ABOUT THIS TASK: The answer should be a number alone: the count of lines in the listing below that include "беседе".

RECORDS SUPPLIED:

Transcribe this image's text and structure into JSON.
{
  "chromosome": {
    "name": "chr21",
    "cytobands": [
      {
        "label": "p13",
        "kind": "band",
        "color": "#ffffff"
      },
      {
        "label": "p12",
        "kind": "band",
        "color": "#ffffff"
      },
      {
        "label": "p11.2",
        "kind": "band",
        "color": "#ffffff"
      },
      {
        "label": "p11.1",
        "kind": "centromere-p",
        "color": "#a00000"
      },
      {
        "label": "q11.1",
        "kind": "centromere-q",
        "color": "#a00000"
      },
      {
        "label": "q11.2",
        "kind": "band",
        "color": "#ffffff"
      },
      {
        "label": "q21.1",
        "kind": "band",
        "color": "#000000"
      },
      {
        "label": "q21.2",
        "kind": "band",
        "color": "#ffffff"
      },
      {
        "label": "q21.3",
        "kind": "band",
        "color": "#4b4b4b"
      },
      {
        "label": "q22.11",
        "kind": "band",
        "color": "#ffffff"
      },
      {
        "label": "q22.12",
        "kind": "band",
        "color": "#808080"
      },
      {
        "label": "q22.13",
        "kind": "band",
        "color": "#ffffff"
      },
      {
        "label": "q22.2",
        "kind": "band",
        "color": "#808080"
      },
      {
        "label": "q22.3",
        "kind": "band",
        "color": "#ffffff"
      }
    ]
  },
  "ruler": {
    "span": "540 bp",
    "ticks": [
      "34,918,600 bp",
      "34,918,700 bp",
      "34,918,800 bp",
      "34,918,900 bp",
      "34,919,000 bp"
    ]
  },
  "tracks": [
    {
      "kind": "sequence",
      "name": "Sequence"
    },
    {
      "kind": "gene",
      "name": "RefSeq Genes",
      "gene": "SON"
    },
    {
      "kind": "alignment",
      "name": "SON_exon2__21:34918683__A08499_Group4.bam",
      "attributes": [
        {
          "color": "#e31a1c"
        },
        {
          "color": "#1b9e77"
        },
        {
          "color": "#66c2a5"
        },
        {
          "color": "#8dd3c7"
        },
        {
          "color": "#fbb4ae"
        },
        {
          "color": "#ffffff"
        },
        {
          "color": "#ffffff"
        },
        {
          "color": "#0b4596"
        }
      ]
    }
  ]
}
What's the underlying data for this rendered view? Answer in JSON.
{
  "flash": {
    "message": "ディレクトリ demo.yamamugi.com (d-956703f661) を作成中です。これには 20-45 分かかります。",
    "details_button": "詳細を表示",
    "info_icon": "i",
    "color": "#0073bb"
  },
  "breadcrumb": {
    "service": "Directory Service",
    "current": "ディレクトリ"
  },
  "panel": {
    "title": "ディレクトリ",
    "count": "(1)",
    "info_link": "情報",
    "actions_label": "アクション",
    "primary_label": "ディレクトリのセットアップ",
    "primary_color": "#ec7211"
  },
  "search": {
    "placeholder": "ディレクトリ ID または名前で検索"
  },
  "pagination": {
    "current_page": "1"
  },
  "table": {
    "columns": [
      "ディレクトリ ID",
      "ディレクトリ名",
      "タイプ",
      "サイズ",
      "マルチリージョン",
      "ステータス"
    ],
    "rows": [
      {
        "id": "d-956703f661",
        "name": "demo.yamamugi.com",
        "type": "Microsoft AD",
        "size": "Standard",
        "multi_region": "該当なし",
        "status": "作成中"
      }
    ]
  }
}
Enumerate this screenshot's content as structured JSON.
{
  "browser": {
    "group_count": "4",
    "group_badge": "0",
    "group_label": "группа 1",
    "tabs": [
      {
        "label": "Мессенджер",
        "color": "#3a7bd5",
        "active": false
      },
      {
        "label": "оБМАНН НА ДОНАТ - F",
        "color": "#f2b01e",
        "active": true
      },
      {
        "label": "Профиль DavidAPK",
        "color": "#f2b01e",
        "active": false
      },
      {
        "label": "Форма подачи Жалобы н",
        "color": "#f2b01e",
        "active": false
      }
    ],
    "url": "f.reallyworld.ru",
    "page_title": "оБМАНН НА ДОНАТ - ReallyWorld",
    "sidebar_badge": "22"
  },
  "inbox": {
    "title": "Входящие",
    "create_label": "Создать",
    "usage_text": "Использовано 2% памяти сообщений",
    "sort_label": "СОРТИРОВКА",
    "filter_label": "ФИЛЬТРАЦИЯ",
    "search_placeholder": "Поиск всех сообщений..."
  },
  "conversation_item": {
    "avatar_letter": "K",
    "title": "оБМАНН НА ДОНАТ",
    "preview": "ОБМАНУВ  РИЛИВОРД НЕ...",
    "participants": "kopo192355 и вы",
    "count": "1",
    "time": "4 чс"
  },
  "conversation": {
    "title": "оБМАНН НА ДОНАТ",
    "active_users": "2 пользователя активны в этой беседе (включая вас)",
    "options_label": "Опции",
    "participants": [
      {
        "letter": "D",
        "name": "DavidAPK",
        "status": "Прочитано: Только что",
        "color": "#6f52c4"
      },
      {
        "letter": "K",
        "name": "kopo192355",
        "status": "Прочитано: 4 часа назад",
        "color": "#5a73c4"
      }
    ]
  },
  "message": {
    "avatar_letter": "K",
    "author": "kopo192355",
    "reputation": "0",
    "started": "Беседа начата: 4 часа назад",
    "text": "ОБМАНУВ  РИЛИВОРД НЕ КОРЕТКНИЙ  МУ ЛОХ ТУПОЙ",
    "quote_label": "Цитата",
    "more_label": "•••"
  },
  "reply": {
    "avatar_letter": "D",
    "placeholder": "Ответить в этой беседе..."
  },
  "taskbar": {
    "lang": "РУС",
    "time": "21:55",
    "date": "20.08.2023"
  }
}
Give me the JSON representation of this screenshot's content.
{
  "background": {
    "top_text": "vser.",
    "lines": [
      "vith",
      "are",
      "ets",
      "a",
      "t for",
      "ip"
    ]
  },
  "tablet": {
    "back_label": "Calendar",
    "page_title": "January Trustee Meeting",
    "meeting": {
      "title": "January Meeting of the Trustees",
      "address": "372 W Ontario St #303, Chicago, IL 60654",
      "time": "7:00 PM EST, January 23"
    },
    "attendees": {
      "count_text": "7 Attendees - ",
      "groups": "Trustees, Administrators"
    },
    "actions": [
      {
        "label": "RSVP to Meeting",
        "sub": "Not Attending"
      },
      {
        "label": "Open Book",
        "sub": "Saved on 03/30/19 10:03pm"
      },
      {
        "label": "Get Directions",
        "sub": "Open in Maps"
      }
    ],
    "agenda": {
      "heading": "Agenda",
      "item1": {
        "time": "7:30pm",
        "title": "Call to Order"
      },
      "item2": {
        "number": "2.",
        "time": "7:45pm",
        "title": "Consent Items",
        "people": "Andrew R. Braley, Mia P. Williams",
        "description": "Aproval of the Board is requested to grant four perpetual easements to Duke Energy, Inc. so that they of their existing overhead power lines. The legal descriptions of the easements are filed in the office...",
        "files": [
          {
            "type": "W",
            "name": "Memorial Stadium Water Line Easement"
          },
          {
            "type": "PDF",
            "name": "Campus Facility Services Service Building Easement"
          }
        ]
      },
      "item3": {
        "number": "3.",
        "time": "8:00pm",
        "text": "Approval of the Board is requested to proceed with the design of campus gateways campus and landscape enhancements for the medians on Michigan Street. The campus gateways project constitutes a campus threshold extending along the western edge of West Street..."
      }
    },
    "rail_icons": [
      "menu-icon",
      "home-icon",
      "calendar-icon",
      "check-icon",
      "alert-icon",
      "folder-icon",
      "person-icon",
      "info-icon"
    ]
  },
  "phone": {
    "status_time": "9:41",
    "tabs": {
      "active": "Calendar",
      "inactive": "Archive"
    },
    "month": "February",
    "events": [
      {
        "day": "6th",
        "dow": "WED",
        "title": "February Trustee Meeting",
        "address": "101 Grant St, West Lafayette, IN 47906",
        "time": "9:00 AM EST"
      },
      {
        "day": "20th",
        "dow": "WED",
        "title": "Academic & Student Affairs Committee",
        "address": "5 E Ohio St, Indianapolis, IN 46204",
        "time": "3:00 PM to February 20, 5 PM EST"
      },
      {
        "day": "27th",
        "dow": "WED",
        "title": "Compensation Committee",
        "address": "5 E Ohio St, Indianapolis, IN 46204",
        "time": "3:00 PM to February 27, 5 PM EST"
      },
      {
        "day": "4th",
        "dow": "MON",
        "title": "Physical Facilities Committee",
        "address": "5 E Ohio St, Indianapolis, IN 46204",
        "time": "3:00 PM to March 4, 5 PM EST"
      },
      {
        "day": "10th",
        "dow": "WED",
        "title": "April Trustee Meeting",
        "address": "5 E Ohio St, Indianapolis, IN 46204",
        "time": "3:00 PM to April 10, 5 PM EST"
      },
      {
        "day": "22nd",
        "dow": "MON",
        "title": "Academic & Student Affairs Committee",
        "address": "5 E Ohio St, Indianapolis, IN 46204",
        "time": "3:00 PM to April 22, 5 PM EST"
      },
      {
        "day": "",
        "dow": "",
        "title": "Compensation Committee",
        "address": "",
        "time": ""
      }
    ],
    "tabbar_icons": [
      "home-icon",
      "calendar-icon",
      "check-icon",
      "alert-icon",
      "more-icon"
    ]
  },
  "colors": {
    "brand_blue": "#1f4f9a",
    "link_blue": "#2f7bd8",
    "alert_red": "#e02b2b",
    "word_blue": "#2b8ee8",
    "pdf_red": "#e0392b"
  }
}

EXERCISE RESULT: 2